This introductory course is intended for students who wish to increase their understanding of the physical descriptions of printed books, especially those produced in the handpress period, as well as books printed during the industrial press period up to approx. 1900. The course accommodates special collections librarians and catalogers, book collectors, booksellers, graduate students, scholars, bibliographers and other members of the book community who wish to gain thorough comprehension of bibliographical descriptions and to develop their ability to write their own descriptions of printed books.
The course will introduce students to the principles and concepts of descriptive bibliography and develop their ability to accurately understand and describe the format, collation, pagination, and other aspects of the physical book. The concept of “ideal copy” will be discussed and analyzed, as will the distinction of editions, issues, states, and impressions. Also considered will be the accurate transcription of title-page, colophon, and other internal information; the identification of paper and watermarks, type, and illustrative contents; and the treatment of other features and circumstances of printing and distribution.
Each class will involve a combination of lectures and in-class exercises, both supervised and independent (largely the examination of printed books and the writing of bibliographical descriptions for progressively complex books), as well as the consideration of published descriptive bibliographies and representative examples of books described within those published works.
Requirements: In their personal statements applicants should clearly describe all education, experience (or not), and professional expectations bearing upon this course. Although the course has no formal language requirements, students will benefit from at least some knowledge of Latin and the modern European languages, especially French, Italian, and German. Students are strongly encouraged to have read the course readings in advance and to own their own copies of the basic texts as recommended.

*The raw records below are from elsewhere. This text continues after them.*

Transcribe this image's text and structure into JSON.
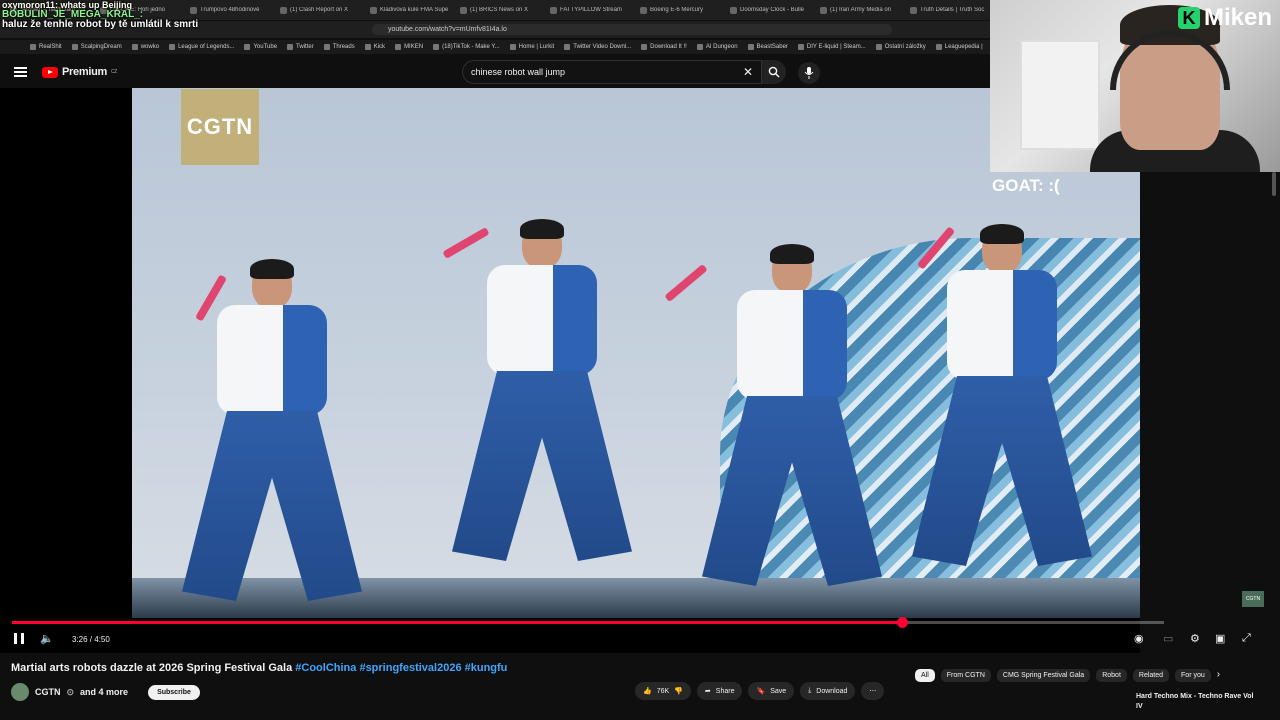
{
  "browser": {
    "tabs": [
      "Seznam – najdu tam, co",
      "ON-LINE: Hoři jedno",
      "Trumpovo 48hodinové",
      "(1) Clash Report on X",
      "Kladivová kule FMA Supe",
      "(1) BRICS News on X",
      "FATTYPILLOW Stream",
      "Boeing E-6 Mercury",
      "Doomsday Clock - Bulle",
      "(1) Iran Army Media on",
      "Truth Details | Truth Soc"
    ],
    "url": "youtube.com/watch?v=mUmfv81I4a.lo",
    "bookmarks": [
      "RealShit",
      "ScalpingDream",
      "wowko",
      "League of Legends...",
      "YouTube",
      "Twitter",
      "Threads",
      "Kick",
      "MIKEN",
      "(18)TikTok - Make Y...",
      "Home | Lurkit",
      "Twitter Video Downl...",
      "Download It !!",
      "AI Dungeon",
      "BeastSaber",
      "DIY E-liquid | Steam...",
      "Ostatní záložky",
      "Leaguepedia |"
    ]
  },
  "chat": {
    "line1": "oxymoron11: whats up Beijing",
    "line2": "BOBULIN_JE_MEGA_KRAL_:",
    "line3": "haluz že tenhle robot by tě umlátil k smrti"
  },
  "youtube": {
    "logo": "Premium",
    "logo_region": "CZ",
    "search_query": "chinese robot wall jump"
  },
  "video": {
    "watermark": "CGTN",
    "corner_watermark": "CGTN",
    "time": "3:26 / 4:50",
    "progress": 0.773
  },
  "overlay": {
    "brand": "Miken",
    "brand_letter": "K",
    "goat_text": "GOAT: :("
  },
  "meta": {
    "title": "Martial arts robots dazzle at 2026 Spring Festival Gala",
    "tags": "#CoolChina #springfestival2026 #kungfu",
    "channel": "CGTN",
    "channel_suffix": "and 4 more",
    "subscribe": "Subscribe",
    "likes": "76K",
    "share": "Share",
    "save": "Save",
    "download": "Download"
  },
  "chips": [
    "All",
    "From CGTN",
    "CMG Spring Festival Gala",
    "Robot",
    "Related",
    "For you"
  ],
  "next_video": "Hard Techno Mix - Techno Rave Vol IV",
  "colors": {
    "accent": "#ff0033",
    "link": "#3ea6ff",
    "brand_green": "#24d36b"
  }
}
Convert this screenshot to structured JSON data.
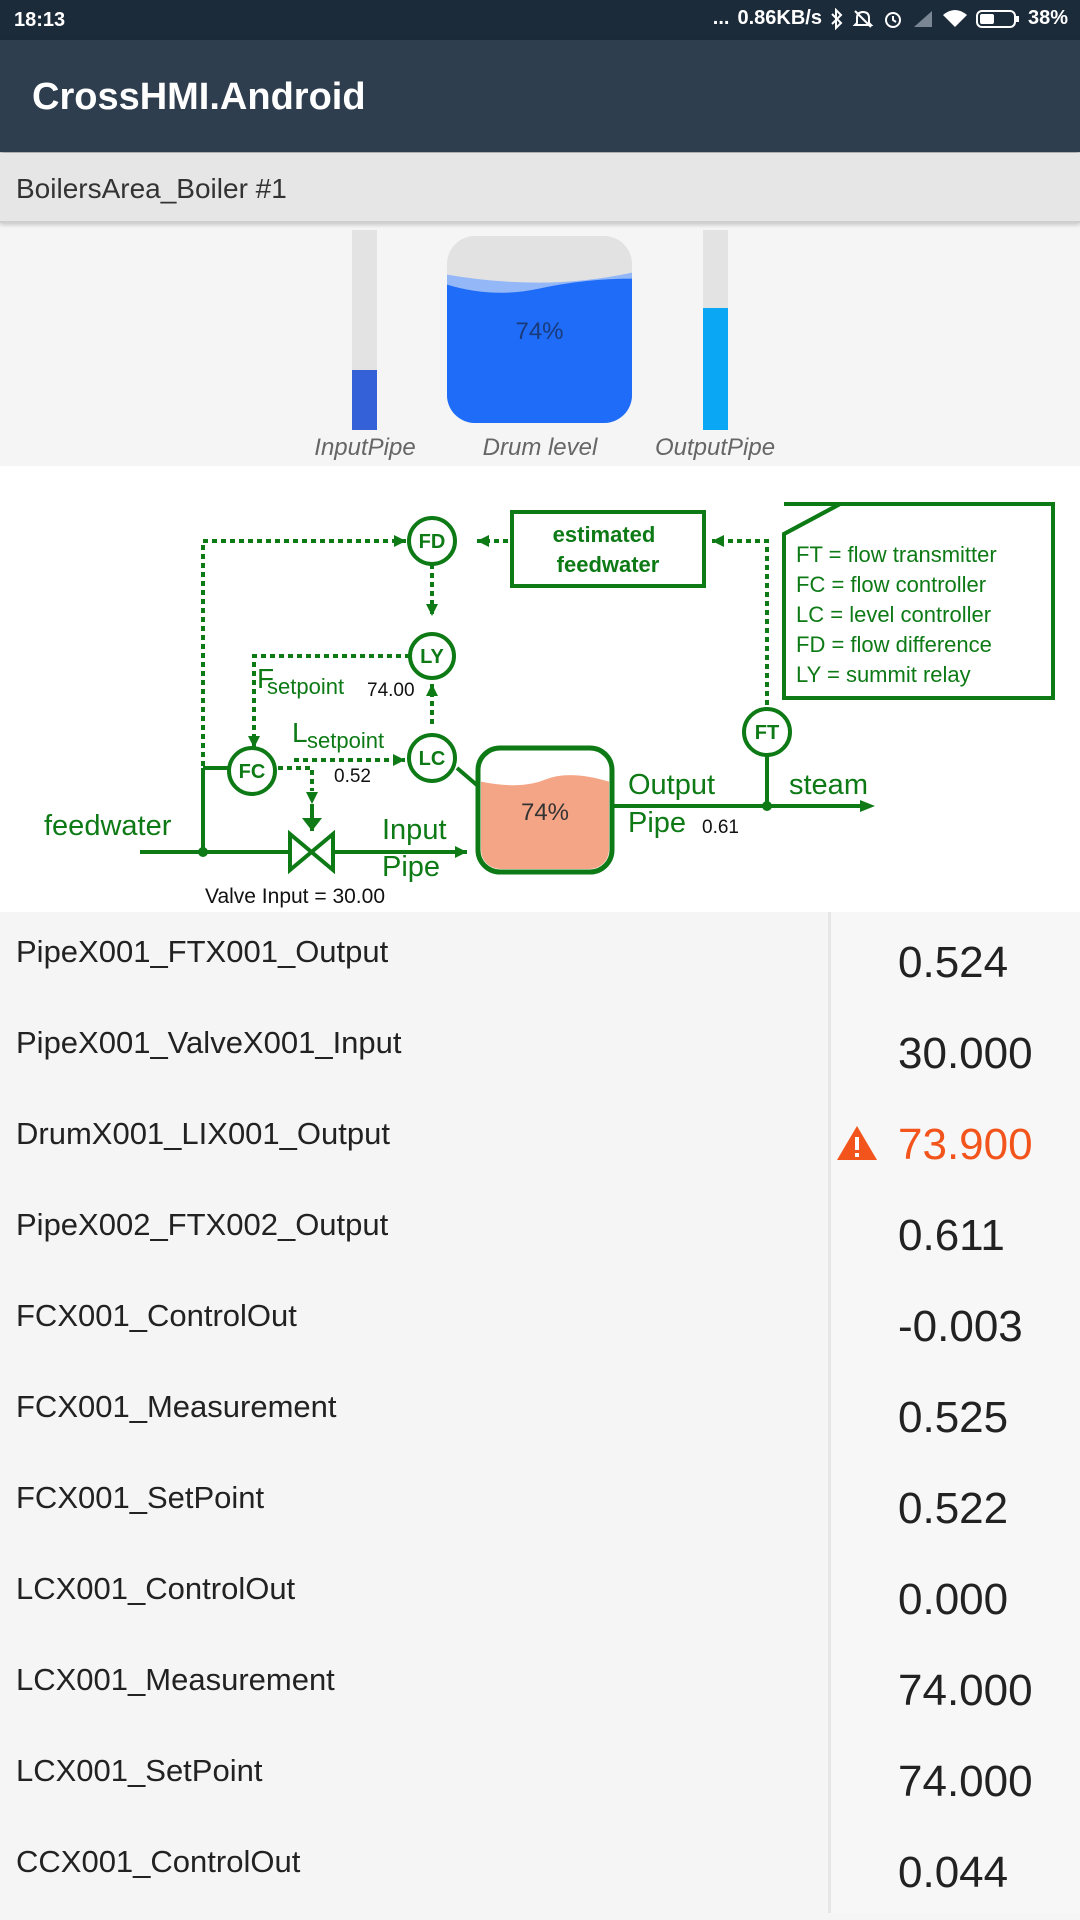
{
  "status_bar": {
    "time": "18:13",
    "dots": "...",
    "speed": "0.86KB/s",
    "battery": "38%",
    "icons": [
      "bluetooth-icon",
      "mute-icon",
      "alarm-icon",
      "signal-icon",
      "wifi-icon",
      "battery-icon"
    ]
  },
  "app_bar": {
    "title": "CrossHMI.Android"
  },
  "breadcrumb": {
    "label": "BoilersArea_Boiler #1"
  },
  "gauges": {
    "input_pipe": {
      "label": "InputPipe",
      "level": 0.3,
      "color": "#3561d8"
    },
    "drum": {
      "label": "Drum level",
      "value_text": "74%",
      "level": 0.74,
      "color": "#1e6cf7"
    },
    "output_pipe": {
      "label": "OutputPipe",
      "level": 0.61,
      "color": "#0aa7f5"
    }
  },
  "diagram": {
    "estimated_line1": "estimated",
    "estimated_line2": "feedwater",
    "legend": [
      "FT = flow transmitter",
      "FC = flow controller",
      "LC = level controller",
      "FD = flow difference",
      "LY = summit relay"
    ],
    "fd": "FD",
    "ly": "LY",
    "fc": "FC",
    "lc": "LC",
    "ft": "FT",
    "f_setpoint_prefix": "F",
    "f_setpoint_sub": "setpoint",
    "f_setpoint_value": "74.00",
    "l_setpoint_prefix": "L",
    "l_setpoint_sub": "setpoint",
    "l_setpoint_value": "0.52",
    "feedwater": "feedwater",
    "input_line1": "Input",
    "input_line2": "Pipe",
    "output_line1": "Output",
    "output_line2": "Pipe",
    "output_value": "0.61",
    "steam": "steam",
    "tank_level_text": "74%",
    "tank_level": 0.74,
    "valve_input": "Valve Input = 30.00",
    "color_line": "#0d7a16",
    "color_tank": "#f4a586"
  },
  "table": {
    "rows": [
      {
        "name": "PipeX001_FTX001_Output",
        "value": "0.524",
        "alarm": false
      },
      {
        "name": "PipeX001_ValveX001_Input",
        "value": "30.000",
        "alarm": false
      },
      {
        "name": "DrumX001_LIX001_Output",
        "value": "73.900",
        "alarm": true
      },
      {
        "name": "PipeX002_FTX002_Output",
        "value": "0.611",
        "alarm": false
      },
      {
        "name": "FCX001_ControlOut",
        "value": "-0.003",
        "alarm": false
      },
      {
        "name": "FCX001_Measurement",
        "value": "0.525",
        "alarm": false
      },
      {
        "name": "FCX001_SetPoint",
        "value": "0.522",
        "alarm": false
      },
      {
        "name": "LCX001_ControlOut",
        "value": "0.000",
        "alarm": false
      },
      {
        "name": "LCX001_Measurement",
        "value": "74.000",
        "alarm": false
      },
      {
        "name": "LCX001_SetPoint",
        "value": "74.000",
        "alarm": false
      },
      {
        "name": "CCX001_ControlOut",
        "value": "0.044",
        "alarm": false
      }
    ],
    "alarm_color": "#f2541b"
  }
}
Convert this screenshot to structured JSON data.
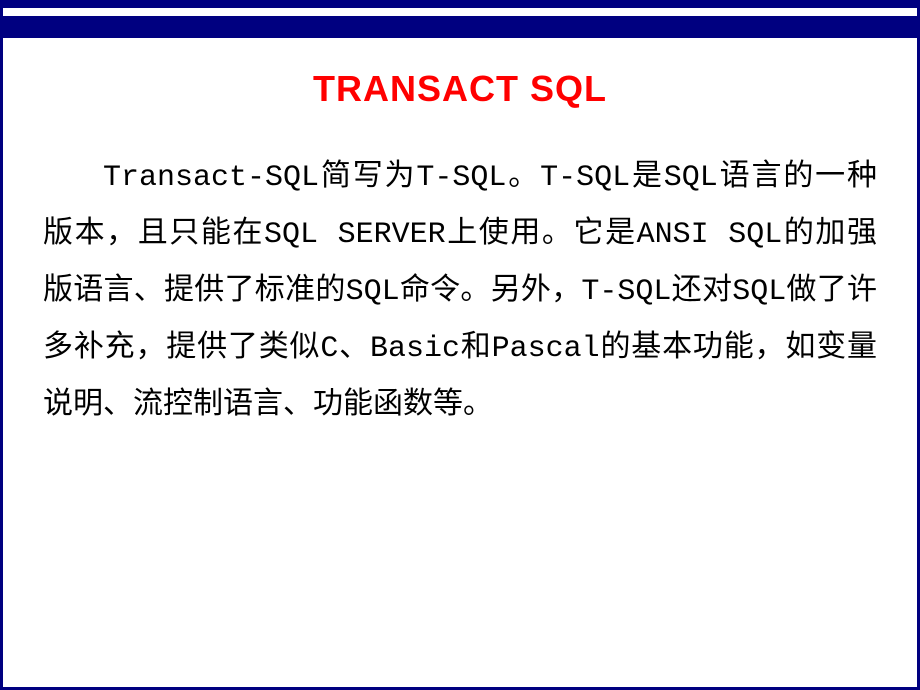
{
  "slide": {
    "title": "TRANSACT SQL",
    "body": "Transact-SQL简写为T-SQL。T-SQL是SQL语言的一种版本，且只能在SQL SERVER上使用。它是ANSI SQL的加强版语言、提供了标准的SQL命令。另外，T-SQL还对SQL做了许多补充，提供了类似C、Basic和Pascal的基本功能，如变量说明、流控制语言、功能函数等。"
  }
}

Years taught by Carl Berkout: 2006 – 2008
Years taught by Bruce Whiteman: 2009 – 2014
Years taught by Gerald Cloud: 2013, 2015, 2017